Determine how many lines in the listing contain the string "Tail"; respond with the number alone.

____________

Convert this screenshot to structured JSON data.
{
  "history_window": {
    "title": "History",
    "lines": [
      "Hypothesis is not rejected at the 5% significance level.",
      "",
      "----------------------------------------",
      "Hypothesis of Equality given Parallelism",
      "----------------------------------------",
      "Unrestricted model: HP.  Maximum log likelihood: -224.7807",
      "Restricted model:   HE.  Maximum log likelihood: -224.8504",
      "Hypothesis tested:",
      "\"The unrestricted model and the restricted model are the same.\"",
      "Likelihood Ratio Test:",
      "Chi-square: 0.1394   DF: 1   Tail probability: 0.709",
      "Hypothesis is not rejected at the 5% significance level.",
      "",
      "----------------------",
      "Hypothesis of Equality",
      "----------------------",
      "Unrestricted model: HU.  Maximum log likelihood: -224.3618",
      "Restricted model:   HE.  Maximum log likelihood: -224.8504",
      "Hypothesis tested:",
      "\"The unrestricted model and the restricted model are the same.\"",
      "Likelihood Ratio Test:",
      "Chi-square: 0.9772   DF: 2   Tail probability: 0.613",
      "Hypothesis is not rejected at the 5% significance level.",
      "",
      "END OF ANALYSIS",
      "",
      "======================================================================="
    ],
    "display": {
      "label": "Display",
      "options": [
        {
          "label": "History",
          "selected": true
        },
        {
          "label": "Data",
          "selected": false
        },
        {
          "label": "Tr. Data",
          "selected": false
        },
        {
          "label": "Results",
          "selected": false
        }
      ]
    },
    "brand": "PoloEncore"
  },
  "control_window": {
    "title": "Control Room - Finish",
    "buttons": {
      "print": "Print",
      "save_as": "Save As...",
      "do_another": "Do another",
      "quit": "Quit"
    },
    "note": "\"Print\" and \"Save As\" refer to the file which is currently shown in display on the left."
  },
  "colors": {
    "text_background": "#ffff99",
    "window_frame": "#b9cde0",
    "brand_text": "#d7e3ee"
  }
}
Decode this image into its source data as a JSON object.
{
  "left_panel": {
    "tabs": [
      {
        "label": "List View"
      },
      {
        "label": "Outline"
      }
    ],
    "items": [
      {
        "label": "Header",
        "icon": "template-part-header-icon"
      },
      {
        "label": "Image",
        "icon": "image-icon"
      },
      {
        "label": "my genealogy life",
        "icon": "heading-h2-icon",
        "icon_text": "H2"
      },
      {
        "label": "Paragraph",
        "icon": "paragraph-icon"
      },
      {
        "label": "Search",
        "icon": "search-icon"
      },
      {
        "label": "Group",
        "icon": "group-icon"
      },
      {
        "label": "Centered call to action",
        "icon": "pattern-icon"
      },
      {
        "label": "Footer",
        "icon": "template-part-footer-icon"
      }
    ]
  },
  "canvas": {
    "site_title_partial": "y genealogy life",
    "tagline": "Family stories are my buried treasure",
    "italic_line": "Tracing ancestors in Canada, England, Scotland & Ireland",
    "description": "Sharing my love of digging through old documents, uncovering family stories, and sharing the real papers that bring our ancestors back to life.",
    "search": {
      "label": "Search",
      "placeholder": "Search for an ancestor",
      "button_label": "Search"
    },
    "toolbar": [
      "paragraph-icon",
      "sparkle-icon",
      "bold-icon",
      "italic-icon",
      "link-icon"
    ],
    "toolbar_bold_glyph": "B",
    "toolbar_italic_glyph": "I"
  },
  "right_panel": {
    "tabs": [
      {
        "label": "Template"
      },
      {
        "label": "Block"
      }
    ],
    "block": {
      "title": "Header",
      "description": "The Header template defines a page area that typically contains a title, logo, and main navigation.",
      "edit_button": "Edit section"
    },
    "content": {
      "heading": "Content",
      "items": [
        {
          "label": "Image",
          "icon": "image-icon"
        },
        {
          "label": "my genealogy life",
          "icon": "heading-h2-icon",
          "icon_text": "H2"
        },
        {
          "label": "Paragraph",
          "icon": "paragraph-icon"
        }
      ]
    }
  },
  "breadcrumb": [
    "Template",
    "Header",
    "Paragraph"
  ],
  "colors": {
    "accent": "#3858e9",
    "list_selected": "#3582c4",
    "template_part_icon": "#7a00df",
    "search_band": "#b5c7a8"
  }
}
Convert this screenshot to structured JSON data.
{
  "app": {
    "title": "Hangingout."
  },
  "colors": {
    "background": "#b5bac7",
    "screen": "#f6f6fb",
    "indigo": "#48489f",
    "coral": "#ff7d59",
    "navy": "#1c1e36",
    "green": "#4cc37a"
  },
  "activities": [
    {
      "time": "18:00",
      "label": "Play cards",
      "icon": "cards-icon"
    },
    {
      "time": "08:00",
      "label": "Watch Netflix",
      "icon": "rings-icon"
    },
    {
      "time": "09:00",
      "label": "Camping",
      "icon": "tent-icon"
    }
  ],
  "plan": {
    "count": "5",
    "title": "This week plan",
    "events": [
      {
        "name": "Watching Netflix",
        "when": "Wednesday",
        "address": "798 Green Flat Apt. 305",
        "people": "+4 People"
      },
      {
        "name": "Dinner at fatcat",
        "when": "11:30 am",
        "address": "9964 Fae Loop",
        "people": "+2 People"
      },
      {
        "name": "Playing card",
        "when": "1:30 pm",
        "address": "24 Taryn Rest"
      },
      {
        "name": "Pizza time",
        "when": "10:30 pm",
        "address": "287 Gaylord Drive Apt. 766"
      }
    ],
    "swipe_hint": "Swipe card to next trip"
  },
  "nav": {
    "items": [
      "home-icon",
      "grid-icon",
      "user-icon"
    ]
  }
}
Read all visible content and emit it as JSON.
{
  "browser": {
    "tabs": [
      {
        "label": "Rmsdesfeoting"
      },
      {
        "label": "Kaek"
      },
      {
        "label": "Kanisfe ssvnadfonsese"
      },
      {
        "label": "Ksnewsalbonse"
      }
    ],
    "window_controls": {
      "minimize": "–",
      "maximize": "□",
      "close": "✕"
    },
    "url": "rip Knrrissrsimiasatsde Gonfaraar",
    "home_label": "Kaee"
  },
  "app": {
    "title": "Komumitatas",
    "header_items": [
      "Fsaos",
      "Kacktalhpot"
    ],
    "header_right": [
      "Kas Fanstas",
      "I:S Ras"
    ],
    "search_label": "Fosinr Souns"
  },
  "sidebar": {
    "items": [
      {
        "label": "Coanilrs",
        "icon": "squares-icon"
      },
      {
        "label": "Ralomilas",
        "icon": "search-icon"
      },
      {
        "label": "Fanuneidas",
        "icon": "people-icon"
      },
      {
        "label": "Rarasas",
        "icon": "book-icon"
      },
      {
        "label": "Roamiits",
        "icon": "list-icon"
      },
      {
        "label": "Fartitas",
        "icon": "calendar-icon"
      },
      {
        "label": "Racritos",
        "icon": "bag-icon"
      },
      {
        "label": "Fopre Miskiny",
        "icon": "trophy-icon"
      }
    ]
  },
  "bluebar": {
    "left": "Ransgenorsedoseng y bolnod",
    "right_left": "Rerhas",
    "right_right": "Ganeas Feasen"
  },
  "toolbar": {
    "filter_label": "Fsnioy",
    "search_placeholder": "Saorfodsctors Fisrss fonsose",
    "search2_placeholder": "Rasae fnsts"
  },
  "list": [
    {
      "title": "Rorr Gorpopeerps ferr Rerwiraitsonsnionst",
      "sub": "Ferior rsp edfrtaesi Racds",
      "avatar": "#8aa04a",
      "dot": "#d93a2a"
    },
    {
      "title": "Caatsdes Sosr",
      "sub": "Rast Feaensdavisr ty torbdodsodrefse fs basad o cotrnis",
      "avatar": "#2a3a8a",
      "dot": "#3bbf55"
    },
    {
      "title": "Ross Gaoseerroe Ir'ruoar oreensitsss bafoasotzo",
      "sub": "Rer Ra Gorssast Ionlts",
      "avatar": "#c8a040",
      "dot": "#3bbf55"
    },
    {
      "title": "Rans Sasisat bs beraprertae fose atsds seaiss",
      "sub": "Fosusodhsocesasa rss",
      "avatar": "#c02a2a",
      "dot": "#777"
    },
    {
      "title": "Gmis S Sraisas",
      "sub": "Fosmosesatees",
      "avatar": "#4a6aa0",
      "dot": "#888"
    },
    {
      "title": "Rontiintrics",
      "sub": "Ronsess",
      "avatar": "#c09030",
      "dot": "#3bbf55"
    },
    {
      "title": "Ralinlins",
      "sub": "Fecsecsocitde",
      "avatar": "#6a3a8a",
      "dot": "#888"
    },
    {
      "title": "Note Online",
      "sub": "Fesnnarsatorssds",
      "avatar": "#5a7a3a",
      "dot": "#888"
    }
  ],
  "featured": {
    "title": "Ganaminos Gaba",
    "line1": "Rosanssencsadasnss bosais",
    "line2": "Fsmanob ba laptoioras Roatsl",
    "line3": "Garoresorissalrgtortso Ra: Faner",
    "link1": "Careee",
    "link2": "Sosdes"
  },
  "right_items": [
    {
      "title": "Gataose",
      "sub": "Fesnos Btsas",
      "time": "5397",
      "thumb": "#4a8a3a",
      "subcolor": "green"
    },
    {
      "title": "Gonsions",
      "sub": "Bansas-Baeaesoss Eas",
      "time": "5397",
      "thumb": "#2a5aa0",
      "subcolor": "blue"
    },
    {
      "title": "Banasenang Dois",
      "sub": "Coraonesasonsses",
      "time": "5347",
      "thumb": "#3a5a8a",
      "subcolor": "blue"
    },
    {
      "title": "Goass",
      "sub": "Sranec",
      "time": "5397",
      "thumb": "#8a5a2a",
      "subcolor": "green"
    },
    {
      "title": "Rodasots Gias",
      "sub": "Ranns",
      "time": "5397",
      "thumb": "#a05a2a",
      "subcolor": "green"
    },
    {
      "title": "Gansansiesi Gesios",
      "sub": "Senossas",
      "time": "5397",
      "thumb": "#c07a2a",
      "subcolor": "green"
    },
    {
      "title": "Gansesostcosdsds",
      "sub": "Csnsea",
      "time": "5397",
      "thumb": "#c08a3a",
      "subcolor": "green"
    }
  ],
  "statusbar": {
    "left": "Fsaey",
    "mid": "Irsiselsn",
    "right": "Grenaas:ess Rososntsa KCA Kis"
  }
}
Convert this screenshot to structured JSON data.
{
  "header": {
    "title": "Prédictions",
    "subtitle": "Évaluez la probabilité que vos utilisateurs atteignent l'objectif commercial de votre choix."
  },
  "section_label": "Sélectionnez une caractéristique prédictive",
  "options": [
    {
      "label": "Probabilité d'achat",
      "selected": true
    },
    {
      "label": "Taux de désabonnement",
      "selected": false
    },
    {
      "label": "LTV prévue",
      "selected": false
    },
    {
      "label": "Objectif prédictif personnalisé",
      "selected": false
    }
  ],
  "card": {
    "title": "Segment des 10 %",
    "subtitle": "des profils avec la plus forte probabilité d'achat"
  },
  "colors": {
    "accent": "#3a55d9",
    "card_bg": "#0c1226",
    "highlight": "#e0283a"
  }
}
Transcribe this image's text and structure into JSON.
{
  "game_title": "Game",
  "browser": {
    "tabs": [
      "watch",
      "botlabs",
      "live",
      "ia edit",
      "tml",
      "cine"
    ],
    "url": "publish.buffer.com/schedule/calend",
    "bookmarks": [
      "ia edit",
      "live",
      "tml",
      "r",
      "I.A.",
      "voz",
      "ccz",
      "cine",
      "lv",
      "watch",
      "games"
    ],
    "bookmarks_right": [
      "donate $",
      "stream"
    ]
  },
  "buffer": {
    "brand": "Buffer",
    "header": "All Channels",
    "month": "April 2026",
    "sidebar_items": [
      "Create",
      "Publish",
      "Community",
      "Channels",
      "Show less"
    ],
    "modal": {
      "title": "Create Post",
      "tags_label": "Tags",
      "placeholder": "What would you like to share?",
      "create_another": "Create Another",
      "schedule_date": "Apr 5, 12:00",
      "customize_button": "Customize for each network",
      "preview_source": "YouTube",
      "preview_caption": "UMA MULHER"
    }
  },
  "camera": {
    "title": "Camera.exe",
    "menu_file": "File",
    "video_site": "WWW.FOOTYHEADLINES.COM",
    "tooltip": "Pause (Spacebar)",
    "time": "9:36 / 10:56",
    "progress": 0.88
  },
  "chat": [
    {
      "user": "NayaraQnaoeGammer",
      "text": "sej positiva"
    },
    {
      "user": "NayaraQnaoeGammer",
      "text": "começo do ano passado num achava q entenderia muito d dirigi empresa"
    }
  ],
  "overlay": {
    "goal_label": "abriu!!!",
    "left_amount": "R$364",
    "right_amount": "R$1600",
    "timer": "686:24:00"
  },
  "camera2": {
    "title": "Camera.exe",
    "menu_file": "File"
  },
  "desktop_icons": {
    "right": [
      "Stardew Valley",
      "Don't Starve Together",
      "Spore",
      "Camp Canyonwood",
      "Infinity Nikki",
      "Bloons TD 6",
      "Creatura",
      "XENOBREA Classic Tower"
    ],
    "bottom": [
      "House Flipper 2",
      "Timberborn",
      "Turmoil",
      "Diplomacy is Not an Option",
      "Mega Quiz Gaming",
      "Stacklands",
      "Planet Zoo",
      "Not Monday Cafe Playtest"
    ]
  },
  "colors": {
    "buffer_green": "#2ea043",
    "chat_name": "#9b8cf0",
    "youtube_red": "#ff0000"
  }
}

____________

WRITTEN SOLUTION. 2